A short Youtube clip illuminates the impact that Facebook can have on information identity.
The clip begins with a gripping comment, “Without Facebook, you might not even know who you are”. Generally, people enjoy advertising and glorifying themselves through pictures that illustrate who they are, where they have been, and people they know because these aspects are important for the construction of one’s identity. Facebook has transformed the process of making memories into a simple task. Prior to the age of Facebook, people took photos, developed pictures, made scrapbooks and photo albums, and so on. Now, the capabilities that Facebook has such as timelines, photo albums, friend groups, and any other means for sorting and creating memories, are all outlets for broadcasting one’s self to the world. Of course, these pictures can be edited and modified to any extent.

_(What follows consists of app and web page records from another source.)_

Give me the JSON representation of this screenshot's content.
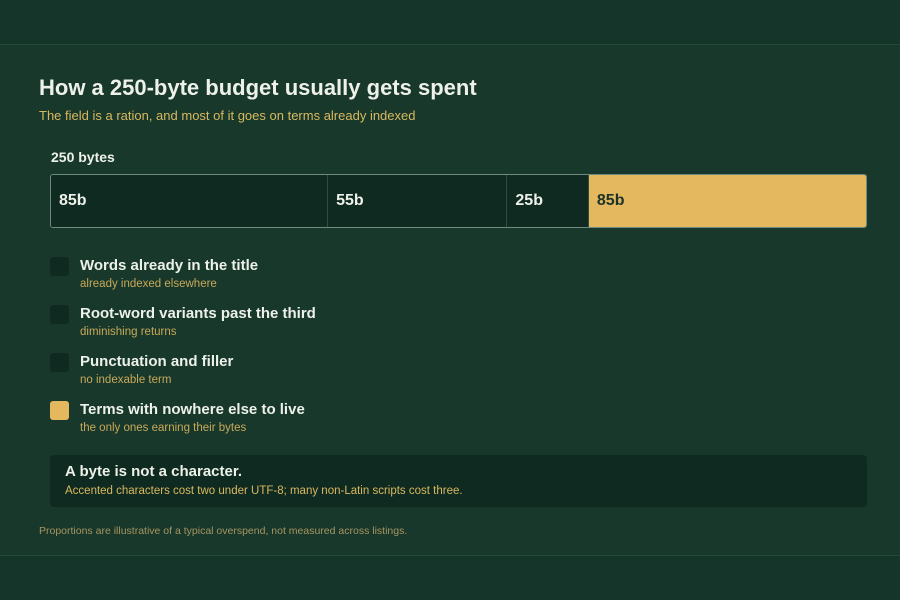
{
  "title": "How a 250-byte budget usually gets spent",
  "subtitle": "The field is a ration, and most of it goes on terms already indexed",
  "chart_data": {
    "type": "bar",
    "orientation": "horizontal-stacked",
    "total": 250,
    "total_label": "250 bytes",
    "unit": "bytes",
    "categories": [
      "Words already in the title",
      "Root-word variants past the third",
      "Punctuation and filler",
      "Terms with nowhere else to live"
    ],
    "values": [
      85,
      55,
      25,
      85
    ],
    "value_labels": [
      "85b",
      "55b",
      "25b",
      "85b"
    ],
    "notes": [
      "already indexed elsewhere",
      "diminishing returns",
      "no indexable term",
      "the only ones earning their bytes"
    ],
    "colors": [
      "#0f2a20",
      "#0f2a20",
      "#0f2a20",
      "#e3b85e"
    ],
    "label_colors": [
      "#eef1ea",
      "#eef1ea",
      "#eef1ea",
      "#1b3328"
    ],
    "legend_placement": "below"
  },
  "callout": {
    "title": "A byte is not a character.",
    "body": "Accented characters cost two under UTF-8; many non-Latin scripts cost three."
  },
  "footnote": "Proportions are illustrative of a typical overspend, not measured across listings."
}
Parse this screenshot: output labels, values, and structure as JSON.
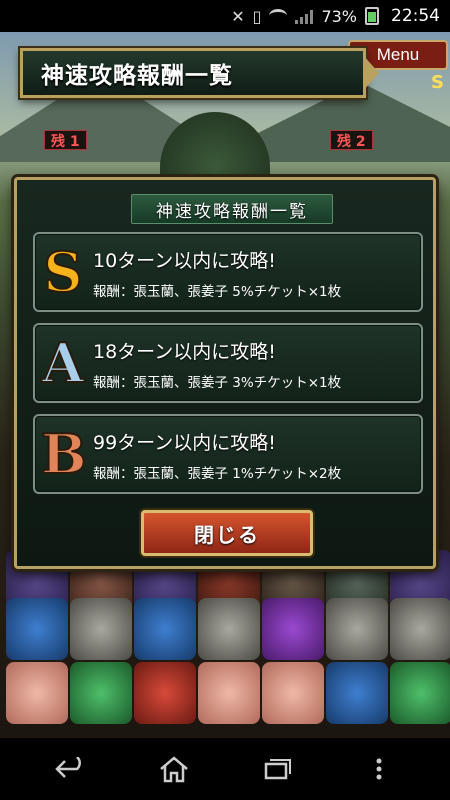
{
  "status_bar": {
    "battery_percent": "73%",
    "time": "22:54"
  },
  "game_hud": {
    "menu_label": "Menu",
    "turn_rank": "S",
    "enemy_left_label": "残 1",
    "enemy_right_label": "残 2"
  },
  "banner": {
    "title": "神速攻略報酬一覧"
  },
  "dialog": {
    "title": "神速攻略報酬一覧",
    "rewards": [
      {
        "rank": "S",
        "condition": "10ターン以内に攻略!",
        "reward": "報酬：張玉蘭、張姜子 5%チケット×1枚",
        "color": "#f6b21b"
      },
      {
        "rank": "A",
        "condition": "18ターン以内に攻略!",
        "reward": "報酬：張玉蘭、張姜子 3%チケット×1枚",
        "color": "#a9cfe8"
      },
      {
        "rank": "B",
        "condition": "99ターン以内に攻略!",
        "reward": "報酬：張玉蘭、張姜子 1%チケット×2枚",
        "color": "#e0845a"
      }
    ],
    "close_label": "閉じる"
  },
  "nav_bar": {
    "back_icon": "back-icon",
    "home_icon": "home-icon",
    "recents_icon": "recents-icon",
    "menu_icon": "overflow-menu-icon"
  }
}
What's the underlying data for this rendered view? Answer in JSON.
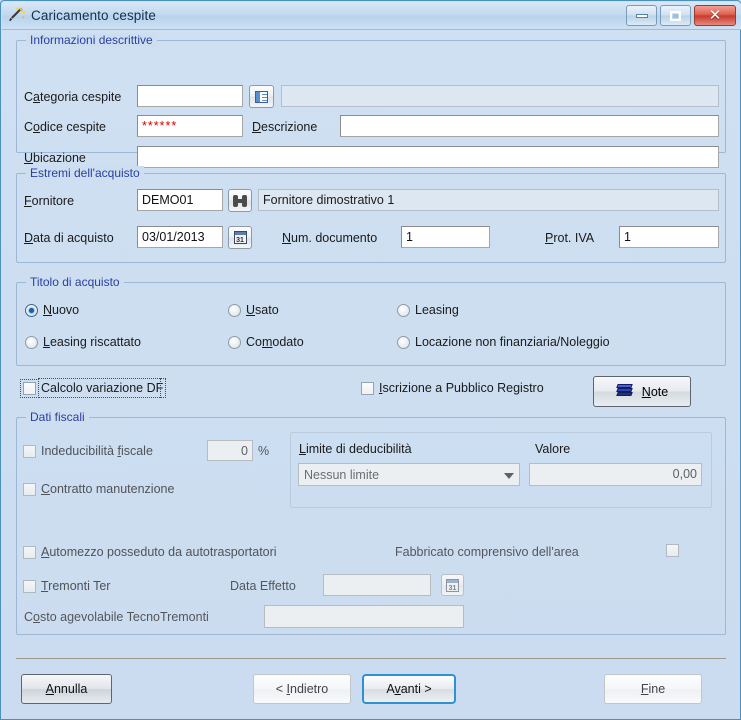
{
  "window": {
    "title": "Caricamento cespite",
    "icon": "wizard-wand-icon",
    "minimize_label": "",
    "maximize_label": "",
    "close_label": "✕",
    "frame_color": "#4a90b8",
    "body_color": "#cddef1"
  },
  "groups": {
    "descriptive": {
      "legend": "Informazioni descrittive"
    },
    "purchase": {
      "legend": "Estremi dell'acquisto"
    },
    "title_of_purchase": {
      "legend": "Titolo di acquisto"
    },
    "fiscal": {
      "legend": "Dati fiscali"
    }
  },
  "descriptive": {
    "categoria_label_pre": "C",
    "categoria_label_acc": "a",
    "categoria_label_post": "tegoria cespite",
    "categoria_value": "",
    "categoria_desc_value": "",
    "lookup_icon": "list-icon",
    "codice_label_pre": "C",
    "codice_label_acc": "o",
    "codice_label_post": "dice cespite",
    "codice_value": "******",
    "descrizione_label_pre": "",
    "descrizione_label_acc": "D",
    "descrizione_label_post": "escrizione",
    "descrizione_value": "",
    "ubicazione_label_pre": "",
    "ubicazione_label_acc": "U",
    "ubicazione_label_post": "bicazione",
    "ubicazione_value": ""
  },
  "purchase": {
    "fornitore_label_pre": "",
    "fornitore_label_acc": "F",
    "fornitore_label_post": "ornitore",
    "fornitore_value": "DEMO01",
    "fornitore_search_icon": "binoculars-icon",
    "fornitore_desc_value": "Fornitore dimostrativo 1",
    "data_label_pre": "",
    "data_label_acc": "D",
    "data_label_post": "ata di acquisto",
    "data_value": "03/01/2013",
    "data_calendar_icon": "calendar-icon",
    "calendar_glyph": "31",
    "num_doc_label_pre": "",
    "num_doc_label_acc": "N",
    "num_doc_label_post": "um. documento",
    "num_doc_value": "1",
    "prot_iva_label_pre": "",
    "prot_iva_label_acc": "P",
    "prot_iva_label_post": "rot. IVA",
    "prot_iva_value": "1"
  },
  "title_of_purchase": {
    "options": [
      {
        "pre": "",
        "acc": "N",
        "post": "uovo",
        "selected": true
      },
      {
        "pre": "",
        "acc": "U",
        "post": "sato",
        "selected": false
      },
      {
        "pre": "Leasin",
        "acc": "g",
        "post": "",
        "selected": false
      },
      {
        "pre": "",
        "acc": "L",
        "post": "easing riscattato",
        "selected": false
      },
      {
        "pre": "Co",
        "acc": "m",
        "post": "odato",
        "selected": false
      },
      {
        "pre": "Locazione non finanziaria/Noleggio",
        "acc": "",
        "post": "",
        "selected": false
      }
    ]
  },
  "flags": {
    "calcolo_variazione_pre": "Calcolo variazione DF",
    "calcolo_variazione_acc": "",
    "calcolo_variazione_post": "",
    "calcolo_variazione_checked": false,
    "iscrizione_pre": "",
    "iscrizione_acc": "I",
    "iscrizione_post": "scrizione a Pubblico Registro",
    "iscrizione_checked": false,
    "note_button_pre": "",
    "note_button_acc": "N",
    "note_button_post": "ote",
    "note_icon": "books-stack-icon"
  },
  "fiscal": {
    "indeducibilita_pre": "Indeducibilità ",
    "indeducibilita_acc": "f",
    "indeducibilita_post": "iscale",
    "indeducibilita_checked": false,
    "perc_value": "0",
    "perc_suffix": "%",
    "limite_label_pre": "",
    "limite_label_acc": "L",
    "limite_label_post": "imite di deducibilità",
    "limite_value": "Nessun limite",
    "limite_options": [
      "Nessun limite"
    ],
    "valore_label": "Valore",
    "valore_value": "0,00",
    "contratto_pre": "",
    "contratto_acc": "C",
    "contratto_post": "ontratto manutenzione",
    "contratto_checked": false,
    "automezzo_pre": "",
    "automezzo_acc": "A",
    "automezzo_post": "utomezzo posseduto da autotrasportatori",
    "automezzo_checked": false,
    "fabbricato_label": "Fabbricato comprensivo dell'area",
    "fabbricato_checked": false,
    "tremonti_pre": "",
    "tremonti_acc": "T",
    "tremonti_post": "remonti Ter",
    "tremonti_checked": false,
    "data_effetto_label": "Data Effetto",
    "data_effetto_value": "",
    "data_effetto_icon": "calendar-icon",
    "costo_label_pre": "C",
    "costo_label_acc": "o",
    "costo_label_post": "sto agevolabile TecnoTremonti",
    "costo_value": ""
  },
  "footer": {
    "annulla_pre": "",
    "annulla_acc": "A",
    "annulla_post": "nnulla",
    "indietro_pre": "< ",
    "indietro_acc": "I",
    "indietro_post": "ndietro",
    "avanti_pre": "A",
    "avanti_acc": "v",
    "avanti_post": "anti >",
    "fine_pre": "",
    "fine_acc": "F",
    "fine_post": "ine"
  }
}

This clip is supportive of Sherry Turkle’s argument regarding the creation and alteration of identity online. This clip describes how Facebook has facilitated the creation and storage of memories, which in turn, allows for identity to be broadcasted into the online world. Facebook, and other online social media sites, have become such an integral part of our lives that our personal identity would literally not be the same without it. Both Turkle and the clip suggest that the memories and connections one makes on Facebook becomes a pillar for identity construction, and without this pillar one would no longer have the foundation for their desired identity.